DATASET ENTRIES
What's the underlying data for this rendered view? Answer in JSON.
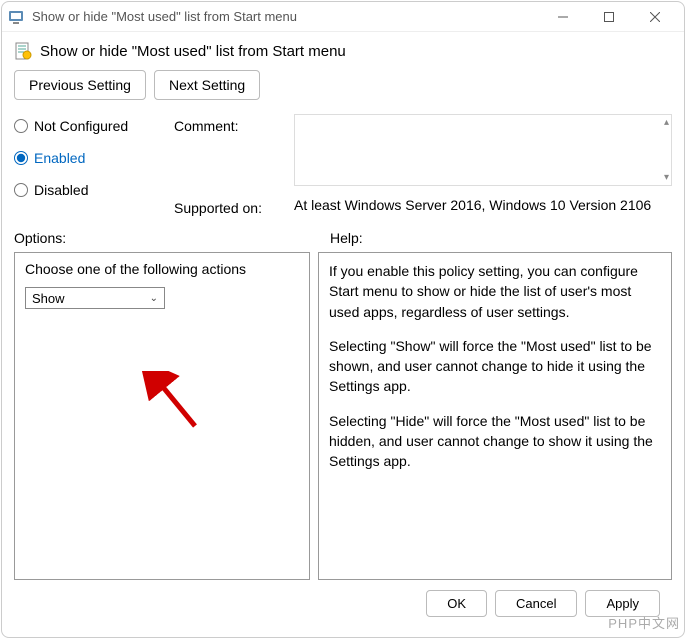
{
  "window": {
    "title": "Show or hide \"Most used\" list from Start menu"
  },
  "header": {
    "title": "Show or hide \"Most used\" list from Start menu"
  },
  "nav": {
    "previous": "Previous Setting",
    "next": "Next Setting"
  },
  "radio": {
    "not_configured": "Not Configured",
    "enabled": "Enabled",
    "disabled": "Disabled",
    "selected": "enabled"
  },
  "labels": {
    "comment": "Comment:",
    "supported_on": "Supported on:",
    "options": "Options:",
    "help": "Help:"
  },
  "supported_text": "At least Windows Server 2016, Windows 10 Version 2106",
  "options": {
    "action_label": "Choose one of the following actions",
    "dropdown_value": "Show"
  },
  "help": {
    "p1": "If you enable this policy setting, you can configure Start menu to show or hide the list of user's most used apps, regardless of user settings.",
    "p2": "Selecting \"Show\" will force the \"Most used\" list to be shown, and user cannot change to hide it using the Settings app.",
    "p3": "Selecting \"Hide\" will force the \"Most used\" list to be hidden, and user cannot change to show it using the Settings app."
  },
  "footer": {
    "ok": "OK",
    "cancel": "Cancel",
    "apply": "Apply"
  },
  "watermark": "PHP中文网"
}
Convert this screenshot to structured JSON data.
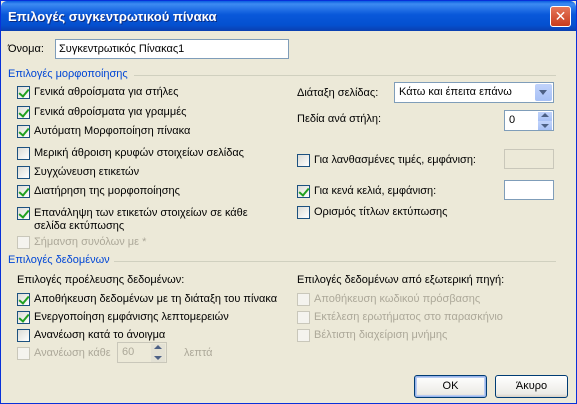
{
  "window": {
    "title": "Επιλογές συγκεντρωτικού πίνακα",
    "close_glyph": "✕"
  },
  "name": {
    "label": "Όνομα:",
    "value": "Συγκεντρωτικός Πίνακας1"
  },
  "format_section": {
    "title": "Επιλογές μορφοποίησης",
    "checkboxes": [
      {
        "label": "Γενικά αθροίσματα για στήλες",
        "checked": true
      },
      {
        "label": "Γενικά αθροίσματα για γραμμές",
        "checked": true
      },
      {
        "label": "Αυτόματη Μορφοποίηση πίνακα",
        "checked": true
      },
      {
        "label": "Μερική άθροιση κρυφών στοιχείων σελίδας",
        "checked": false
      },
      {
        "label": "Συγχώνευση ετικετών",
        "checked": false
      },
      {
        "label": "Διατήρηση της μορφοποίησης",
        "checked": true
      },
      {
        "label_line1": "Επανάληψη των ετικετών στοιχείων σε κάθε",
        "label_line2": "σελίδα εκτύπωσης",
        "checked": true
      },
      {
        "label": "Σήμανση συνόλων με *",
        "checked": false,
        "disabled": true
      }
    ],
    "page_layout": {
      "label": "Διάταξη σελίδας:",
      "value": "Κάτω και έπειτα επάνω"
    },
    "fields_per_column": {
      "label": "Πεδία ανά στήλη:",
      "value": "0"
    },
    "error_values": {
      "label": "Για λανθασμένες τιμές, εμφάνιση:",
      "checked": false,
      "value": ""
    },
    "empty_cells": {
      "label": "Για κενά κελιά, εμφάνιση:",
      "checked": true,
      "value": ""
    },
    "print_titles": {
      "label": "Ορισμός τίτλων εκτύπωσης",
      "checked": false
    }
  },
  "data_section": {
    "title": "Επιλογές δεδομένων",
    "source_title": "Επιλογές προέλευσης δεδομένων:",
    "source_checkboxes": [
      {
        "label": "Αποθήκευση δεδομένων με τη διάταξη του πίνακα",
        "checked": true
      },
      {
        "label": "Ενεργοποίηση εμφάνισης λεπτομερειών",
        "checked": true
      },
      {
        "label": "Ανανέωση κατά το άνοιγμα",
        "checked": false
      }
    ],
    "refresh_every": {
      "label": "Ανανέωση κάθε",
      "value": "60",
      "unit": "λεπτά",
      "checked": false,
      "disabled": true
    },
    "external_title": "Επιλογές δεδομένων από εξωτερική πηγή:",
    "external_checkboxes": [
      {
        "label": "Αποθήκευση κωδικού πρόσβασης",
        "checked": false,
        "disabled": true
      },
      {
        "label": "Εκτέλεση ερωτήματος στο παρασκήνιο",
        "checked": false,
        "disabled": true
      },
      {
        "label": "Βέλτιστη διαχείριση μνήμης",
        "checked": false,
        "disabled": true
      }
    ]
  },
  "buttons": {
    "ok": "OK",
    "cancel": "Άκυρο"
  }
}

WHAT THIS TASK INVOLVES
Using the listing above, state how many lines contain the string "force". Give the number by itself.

THE COMPLETED TASK
2